▶ _Action item_: From the records below, work out how many lines contain "Region". Reply with that number alone.

▶ _Exercise data_:
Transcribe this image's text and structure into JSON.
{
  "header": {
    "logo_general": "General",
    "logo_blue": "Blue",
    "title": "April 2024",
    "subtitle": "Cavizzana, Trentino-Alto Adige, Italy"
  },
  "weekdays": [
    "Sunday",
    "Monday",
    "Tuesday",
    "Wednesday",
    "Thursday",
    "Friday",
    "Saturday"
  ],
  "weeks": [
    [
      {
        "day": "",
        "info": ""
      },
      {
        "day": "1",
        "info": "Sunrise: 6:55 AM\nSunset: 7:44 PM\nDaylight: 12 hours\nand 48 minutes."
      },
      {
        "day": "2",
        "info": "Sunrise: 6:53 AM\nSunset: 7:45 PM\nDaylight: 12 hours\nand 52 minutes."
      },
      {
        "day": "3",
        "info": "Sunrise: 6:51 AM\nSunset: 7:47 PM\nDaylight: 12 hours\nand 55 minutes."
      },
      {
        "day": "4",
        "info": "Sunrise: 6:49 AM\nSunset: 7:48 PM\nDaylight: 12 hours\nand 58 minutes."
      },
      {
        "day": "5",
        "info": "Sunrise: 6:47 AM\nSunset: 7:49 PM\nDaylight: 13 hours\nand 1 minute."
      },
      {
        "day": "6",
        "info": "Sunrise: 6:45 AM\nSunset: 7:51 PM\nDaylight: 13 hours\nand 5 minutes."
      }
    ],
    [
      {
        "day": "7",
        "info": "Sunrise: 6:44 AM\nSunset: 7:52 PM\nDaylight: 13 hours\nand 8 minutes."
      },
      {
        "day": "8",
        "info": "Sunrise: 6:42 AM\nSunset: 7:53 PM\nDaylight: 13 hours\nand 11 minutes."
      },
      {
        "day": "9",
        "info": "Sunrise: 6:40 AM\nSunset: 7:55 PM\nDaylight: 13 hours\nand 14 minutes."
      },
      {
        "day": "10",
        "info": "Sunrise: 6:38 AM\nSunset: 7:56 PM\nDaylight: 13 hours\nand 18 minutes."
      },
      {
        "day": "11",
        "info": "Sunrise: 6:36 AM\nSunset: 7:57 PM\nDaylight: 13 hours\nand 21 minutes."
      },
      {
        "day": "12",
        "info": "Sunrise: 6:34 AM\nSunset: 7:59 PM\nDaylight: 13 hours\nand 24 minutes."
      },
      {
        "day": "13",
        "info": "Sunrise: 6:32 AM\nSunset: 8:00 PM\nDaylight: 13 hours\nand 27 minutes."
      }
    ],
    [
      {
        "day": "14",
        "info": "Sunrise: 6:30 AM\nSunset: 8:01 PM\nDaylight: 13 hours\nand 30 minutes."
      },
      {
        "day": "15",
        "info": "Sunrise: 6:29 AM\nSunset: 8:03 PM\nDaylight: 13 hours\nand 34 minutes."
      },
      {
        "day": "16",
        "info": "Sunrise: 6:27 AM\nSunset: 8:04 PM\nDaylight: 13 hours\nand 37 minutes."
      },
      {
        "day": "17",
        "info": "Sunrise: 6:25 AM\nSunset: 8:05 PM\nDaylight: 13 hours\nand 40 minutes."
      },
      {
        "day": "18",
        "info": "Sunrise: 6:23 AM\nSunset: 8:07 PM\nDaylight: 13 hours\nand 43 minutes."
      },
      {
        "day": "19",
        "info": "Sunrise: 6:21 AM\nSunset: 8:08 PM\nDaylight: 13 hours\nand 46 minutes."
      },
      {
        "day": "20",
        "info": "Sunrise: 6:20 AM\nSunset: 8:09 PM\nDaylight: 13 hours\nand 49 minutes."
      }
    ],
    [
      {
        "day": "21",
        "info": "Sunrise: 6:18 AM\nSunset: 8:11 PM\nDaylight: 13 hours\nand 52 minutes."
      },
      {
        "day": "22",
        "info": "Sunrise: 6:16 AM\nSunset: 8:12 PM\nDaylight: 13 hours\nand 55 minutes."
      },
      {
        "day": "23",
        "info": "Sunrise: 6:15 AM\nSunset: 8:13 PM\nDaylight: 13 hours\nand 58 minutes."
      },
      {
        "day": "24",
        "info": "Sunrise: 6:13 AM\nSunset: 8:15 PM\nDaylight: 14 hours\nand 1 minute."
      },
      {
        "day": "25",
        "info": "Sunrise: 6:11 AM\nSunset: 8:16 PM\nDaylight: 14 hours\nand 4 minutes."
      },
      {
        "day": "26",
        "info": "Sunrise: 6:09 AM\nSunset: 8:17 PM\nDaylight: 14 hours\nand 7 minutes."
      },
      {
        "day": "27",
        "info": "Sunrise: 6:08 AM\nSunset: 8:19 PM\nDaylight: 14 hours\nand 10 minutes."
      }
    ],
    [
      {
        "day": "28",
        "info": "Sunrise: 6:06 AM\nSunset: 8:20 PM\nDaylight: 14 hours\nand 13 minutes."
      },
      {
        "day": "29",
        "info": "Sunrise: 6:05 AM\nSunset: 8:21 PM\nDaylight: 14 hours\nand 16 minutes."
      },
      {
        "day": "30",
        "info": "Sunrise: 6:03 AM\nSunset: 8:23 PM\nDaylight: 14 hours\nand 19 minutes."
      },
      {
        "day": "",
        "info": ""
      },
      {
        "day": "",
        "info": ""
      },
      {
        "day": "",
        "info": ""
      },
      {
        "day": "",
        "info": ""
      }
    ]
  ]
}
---
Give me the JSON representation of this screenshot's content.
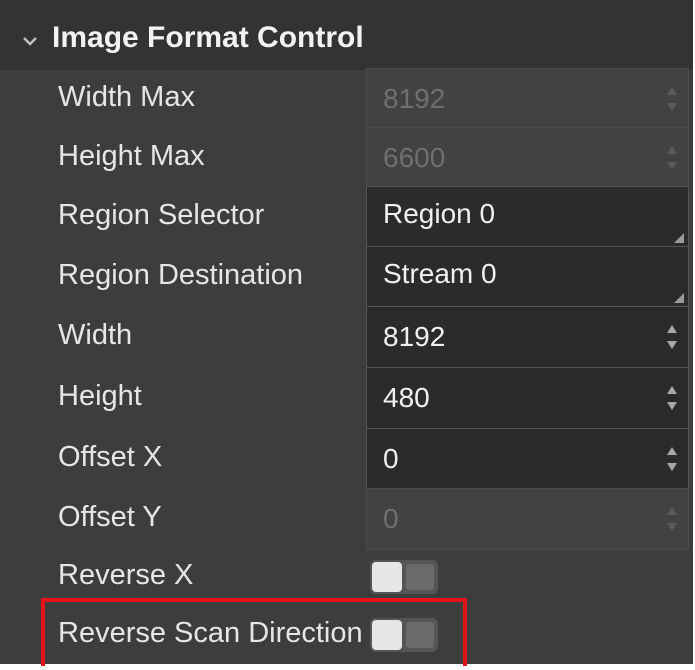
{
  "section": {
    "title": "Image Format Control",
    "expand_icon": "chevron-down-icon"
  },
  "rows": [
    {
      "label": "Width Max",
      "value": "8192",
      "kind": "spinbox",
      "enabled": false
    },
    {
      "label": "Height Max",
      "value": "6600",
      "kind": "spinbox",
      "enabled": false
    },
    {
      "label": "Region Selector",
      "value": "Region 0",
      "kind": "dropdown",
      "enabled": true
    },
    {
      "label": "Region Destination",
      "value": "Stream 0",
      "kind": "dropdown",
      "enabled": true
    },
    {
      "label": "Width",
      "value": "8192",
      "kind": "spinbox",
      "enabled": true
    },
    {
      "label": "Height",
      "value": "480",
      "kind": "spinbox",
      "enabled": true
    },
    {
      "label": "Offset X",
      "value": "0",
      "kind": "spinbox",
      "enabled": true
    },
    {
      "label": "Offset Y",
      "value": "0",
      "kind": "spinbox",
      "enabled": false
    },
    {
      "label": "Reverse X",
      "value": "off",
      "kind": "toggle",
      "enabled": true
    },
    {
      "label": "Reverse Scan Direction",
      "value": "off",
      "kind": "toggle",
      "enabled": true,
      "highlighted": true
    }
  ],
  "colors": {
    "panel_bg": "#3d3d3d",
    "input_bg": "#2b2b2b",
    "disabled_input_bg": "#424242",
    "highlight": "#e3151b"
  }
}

▶ _Final answer_: 3